Kids can easily misunderstand when adults talk in abstract. For example, saying “she’s passed on” or “she’s no longer with us” rather than “she died” can confuse a kid. Instead, use concrete words to avoid confusion.
Be There To Listen
Kids often worry about different things around loss than adults. While you may be worrying about how to explain what cancer is to your child, he may be wondering how the deceased will be able to breathe in the box. Listen to your child’s questions, and answer them as best you can in simple language. Worry more about encouraging questions than having all the answers. Its much more important to cultivate a feeling of togetherness and support.
Children don’t always use words to communicate their feelings, so your child might be expressing grief through behavior. Common reactions like denial, fighting, mood swings, trouble sleeping, or even physical complaints like headaches or tummy aches can be red flags to let you know something is going on inside.
Express Your Own Emotions
Your child will be more likely to express his emotions in a healthy way if he sees you doing it first. You don’t need to be strong or hide your emotions around your child. In fact, talking about your own feelings around the grief is a great way to encourage healing in both you and your child.
Allow for Ceremony or Ritual

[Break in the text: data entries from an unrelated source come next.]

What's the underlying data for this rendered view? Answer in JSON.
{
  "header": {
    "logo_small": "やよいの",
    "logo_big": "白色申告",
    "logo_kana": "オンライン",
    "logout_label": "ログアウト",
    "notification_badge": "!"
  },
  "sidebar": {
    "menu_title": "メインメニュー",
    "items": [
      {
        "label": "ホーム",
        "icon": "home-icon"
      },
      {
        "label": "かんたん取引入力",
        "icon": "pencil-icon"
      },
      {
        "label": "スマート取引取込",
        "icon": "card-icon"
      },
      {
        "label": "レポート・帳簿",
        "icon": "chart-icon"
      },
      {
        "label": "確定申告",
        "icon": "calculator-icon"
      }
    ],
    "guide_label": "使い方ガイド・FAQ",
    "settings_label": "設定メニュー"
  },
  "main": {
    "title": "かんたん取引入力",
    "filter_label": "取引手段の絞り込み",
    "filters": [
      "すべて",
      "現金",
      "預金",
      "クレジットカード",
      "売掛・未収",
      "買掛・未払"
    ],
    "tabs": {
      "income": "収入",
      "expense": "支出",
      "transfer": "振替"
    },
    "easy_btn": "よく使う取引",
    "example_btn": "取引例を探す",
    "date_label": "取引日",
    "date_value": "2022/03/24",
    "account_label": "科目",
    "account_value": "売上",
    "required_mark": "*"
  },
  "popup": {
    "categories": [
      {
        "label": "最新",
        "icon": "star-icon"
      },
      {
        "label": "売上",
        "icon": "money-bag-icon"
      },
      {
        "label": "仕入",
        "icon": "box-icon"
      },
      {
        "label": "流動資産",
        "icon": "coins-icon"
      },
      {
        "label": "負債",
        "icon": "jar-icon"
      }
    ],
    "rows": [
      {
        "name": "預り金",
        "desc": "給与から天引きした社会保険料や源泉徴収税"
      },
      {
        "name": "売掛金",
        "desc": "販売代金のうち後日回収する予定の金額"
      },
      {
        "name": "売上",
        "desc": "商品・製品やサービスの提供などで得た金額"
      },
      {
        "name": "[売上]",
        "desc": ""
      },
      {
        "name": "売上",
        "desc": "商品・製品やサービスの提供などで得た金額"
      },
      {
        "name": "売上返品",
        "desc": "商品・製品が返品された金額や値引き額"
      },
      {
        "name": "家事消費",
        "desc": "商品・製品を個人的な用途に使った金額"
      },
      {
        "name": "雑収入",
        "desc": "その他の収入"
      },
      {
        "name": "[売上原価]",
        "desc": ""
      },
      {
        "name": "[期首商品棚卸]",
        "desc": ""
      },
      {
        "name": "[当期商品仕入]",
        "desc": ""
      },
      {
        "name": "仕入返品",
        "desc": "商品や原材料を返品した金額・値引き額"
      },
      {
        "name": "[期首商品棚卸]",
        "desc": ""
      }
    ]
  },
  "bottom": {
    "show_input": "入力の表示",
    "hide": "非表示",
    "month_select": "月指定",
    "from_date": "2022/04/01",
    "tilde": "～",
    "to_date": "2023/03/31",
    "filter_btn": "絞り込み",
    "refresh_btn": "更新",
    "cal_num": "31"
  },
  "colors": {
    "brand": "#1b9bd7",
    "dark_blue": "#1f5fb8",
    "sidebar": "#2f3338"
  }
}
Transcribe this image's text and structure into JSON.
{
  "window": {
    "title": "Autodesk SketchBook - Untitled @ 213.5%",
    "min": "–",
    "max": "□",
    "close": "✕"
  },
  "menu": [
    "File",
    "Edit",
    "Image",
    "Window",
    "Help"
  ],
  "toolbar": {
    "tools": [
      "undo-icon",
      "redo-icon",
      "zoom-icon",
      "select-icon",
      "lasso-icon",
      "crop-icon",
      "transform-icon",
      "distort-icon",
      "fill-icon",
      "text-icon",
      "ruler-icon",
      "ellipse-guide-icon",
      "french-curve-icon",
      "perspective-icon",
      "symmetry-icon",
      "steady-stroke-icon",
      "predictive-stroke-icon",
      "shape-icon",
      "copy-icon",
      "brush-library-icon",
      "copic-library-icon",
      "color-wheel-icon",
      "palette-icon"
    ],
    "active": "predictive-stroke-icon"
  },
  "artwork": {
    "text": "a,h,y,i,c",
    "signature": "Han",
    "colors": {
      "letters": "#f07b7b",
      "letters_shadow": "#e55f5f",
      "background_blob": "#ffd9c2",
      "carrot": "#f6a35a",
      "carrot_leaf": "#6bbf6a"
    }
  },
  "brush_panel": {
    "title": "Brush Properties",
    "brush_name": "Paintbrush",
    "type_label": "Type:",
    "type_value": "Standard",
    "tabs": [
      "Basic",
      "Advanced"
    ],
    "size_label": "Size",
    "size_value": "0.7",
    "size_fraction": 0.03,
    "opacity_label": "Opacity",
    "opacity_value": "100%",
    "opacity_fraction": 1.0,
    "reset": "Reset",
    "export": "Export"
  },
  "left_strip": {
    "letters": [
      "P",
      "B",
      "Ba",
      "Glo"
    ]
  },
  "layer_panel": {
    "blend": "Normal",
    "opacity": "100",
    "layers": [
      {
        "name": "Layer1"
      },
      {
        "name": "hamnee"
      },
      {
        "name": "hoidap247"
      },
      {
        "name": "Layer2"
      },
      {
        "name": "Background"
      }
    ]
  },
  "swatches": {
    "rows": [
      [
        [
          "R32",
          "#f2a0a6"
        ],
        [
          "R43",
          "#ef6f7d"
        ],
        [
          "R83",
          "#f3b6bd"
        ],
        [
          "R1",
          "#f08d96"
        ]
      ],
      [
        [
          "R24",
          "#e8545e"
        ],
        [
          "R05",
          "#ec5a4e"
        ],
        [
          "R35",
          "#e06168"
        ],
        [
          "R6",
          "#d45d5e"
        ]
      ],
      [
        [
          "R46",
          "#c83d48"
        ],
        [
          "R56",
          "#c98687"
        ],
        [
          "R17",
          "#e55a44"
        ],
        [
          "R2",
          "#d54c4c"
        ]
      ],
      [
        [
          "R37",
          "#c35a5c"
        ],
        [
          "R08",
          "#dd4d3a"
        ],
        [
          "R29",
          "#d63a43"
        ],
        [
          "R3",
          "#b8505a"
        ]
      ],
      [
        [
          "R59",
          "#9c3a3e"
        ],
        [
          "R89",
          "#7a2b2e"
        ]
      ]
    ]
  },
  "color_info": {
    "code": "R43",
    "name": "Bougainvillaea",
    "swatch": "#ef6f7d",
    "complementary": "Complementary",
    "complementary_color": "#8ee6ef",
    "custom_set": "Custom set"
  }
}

Human beings gravitate towards ceremony or ritual in the face of the unknown; children even more so than adults. Allow your child to take part in a ritual or ceremony, be it collecting keepsakes, attending the memorial or funeral, saying a prayer, or lighting a candle. Ask your child how he would like to participate. However, if he doesn’t want to, don’t force it.
Maintain a Routine
Do your best to maintain your regular routine during a time of loss. This will help your child feel normal even in the face of all the unknown surrounding the death. School, activities, sports and even play dates offer a great way for kids to take a break from the grief.
Going through loss is hard, even for adults. Don’t expect a child to be OK sooner rather than later, and let go of any preconceived notions of what grief looks like. If you have any more questions about grief and children, Plinton Curry Funeral Home can help. We offer Somerset, NJ funeral home and cremations services from 411 W Broad St Westfield, NJ 07090, and can offer extra support during your time of need. Please reach out to us at (908) 232-6869 to learn more.